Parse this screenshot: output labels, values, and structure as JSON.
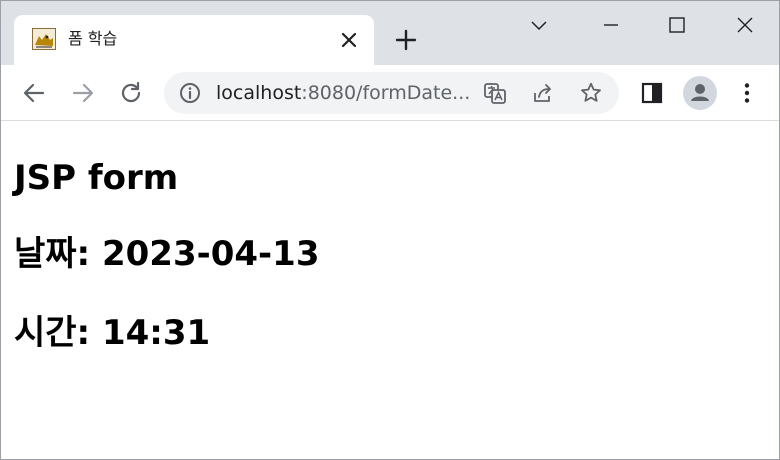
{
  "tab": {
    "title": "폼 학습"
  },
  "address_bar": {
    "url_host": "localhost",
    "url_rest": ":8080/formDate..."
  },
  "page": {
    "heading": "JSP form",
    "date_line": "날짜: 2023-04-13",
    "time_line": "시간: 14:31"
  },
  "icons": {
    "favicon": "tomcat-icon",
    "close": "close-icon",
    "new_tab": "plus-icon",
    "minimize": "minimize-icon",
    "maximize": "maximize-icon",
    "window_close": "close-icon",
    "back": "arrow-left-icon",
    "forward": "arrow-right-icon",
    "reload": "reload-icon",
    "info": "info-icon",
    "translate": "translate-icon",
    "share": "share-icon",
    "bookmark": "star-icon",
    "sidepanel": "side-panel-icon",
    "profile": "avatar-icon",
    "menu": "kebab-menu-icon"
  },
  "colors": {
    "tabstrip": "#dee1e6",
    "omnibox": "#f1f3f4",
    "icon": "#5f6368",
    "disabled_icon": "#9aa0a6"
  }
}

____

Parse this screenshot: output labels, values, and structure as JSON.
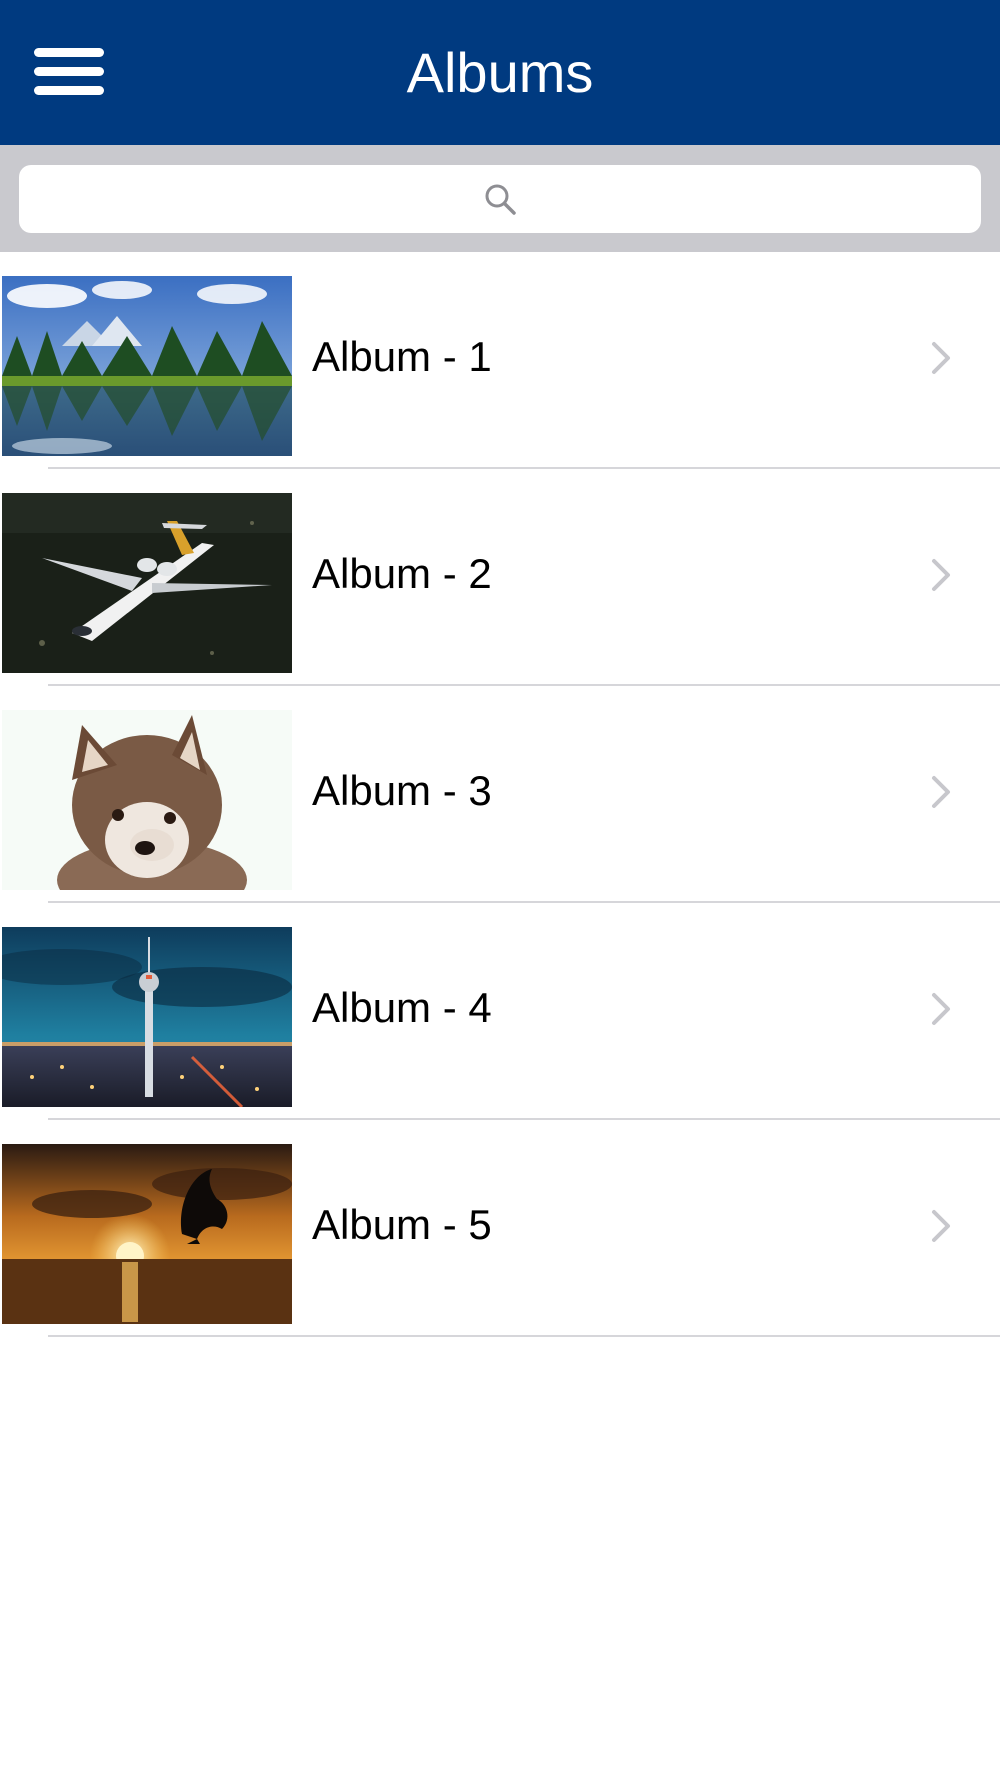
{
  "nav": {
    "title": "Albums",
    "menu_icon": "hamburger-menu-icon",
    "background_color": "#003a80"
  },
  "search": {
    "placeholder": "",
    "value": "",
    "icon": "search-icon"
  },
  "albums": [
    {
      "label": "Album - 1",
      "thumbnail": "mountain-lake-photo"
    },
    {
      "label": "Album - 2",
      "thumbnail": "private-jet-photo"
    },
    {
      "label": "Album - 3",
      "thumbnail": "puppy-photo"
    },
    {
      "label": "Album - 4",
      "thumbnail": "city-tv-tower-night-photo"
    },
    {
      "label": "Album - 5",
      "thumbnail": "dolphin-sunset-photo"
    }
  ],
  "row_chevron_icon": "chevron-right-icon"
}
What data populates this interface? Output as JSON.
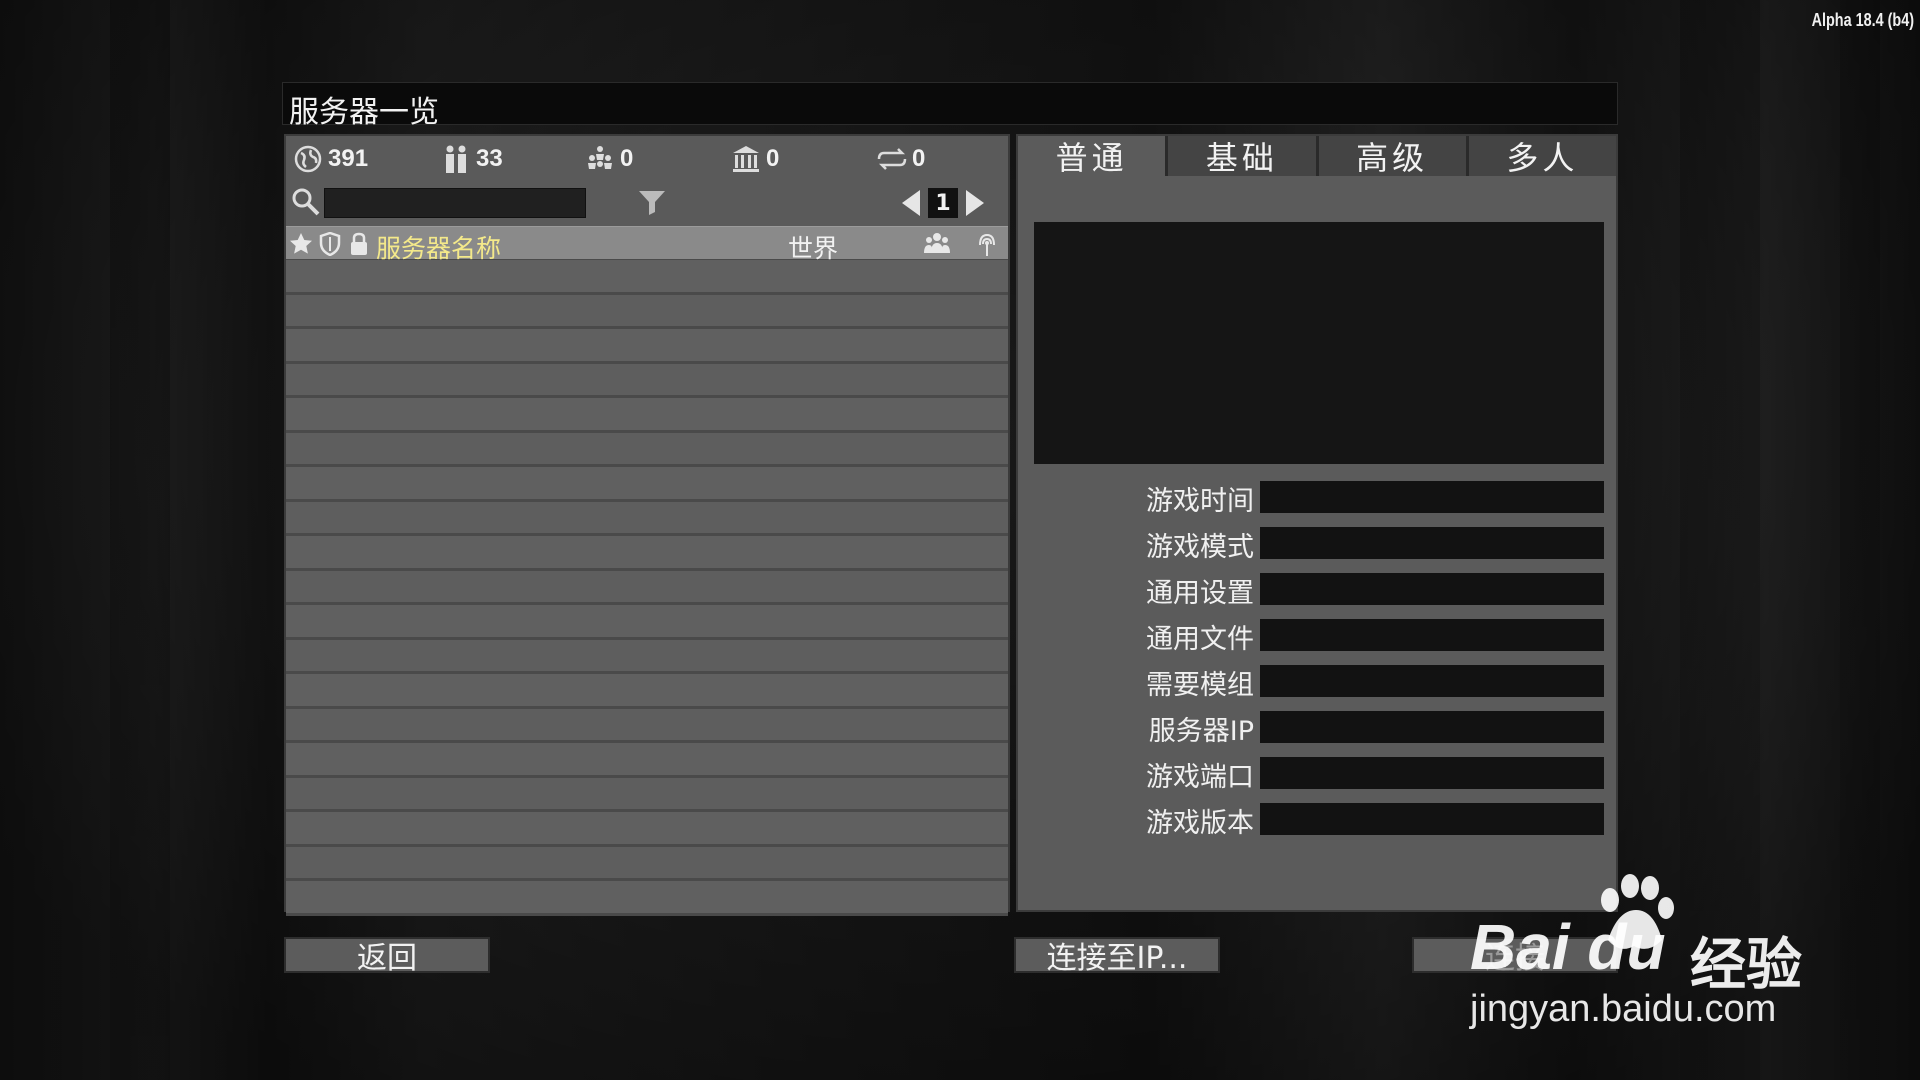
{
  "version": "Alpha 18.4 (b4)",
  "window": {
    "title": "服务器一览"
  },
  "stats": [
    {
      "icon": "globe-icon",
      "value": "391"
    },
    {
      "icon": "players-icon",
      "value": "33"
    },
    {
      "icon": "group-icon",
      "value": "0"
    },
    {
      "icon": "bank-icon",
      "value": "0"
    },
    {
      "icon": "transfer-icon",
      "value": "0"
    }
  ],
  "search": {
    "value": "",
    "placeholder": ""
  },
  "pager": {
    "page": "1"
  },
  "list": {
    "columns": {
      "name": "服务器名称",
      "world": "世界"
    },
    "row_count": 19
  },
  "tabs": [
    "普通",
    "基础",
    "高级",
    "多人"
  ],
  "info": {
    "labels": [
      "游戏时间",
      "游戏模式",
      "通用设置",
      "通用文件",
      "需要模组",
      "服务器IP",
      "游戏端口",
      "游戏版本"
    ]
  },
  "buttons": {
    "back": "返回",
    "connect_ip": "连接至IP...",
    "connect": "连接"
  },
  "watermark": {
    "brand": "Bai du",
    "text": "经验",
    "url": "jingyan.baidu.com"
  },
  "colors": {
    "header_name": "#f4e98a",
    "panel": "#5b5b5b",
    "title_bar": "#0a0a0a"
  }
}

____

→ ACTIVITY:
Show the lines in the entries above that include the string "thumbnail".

→ YOUR SOLUTION:
      "thumbnail": "mountain-lake-photo"
      "thumbnail": "private-jet-photo"
      "thumbnail": "puppy-photo"
      "thumbnail": "city-tv-tower-night-photo"
      "thumbnail": "dolphin-sunset-photo"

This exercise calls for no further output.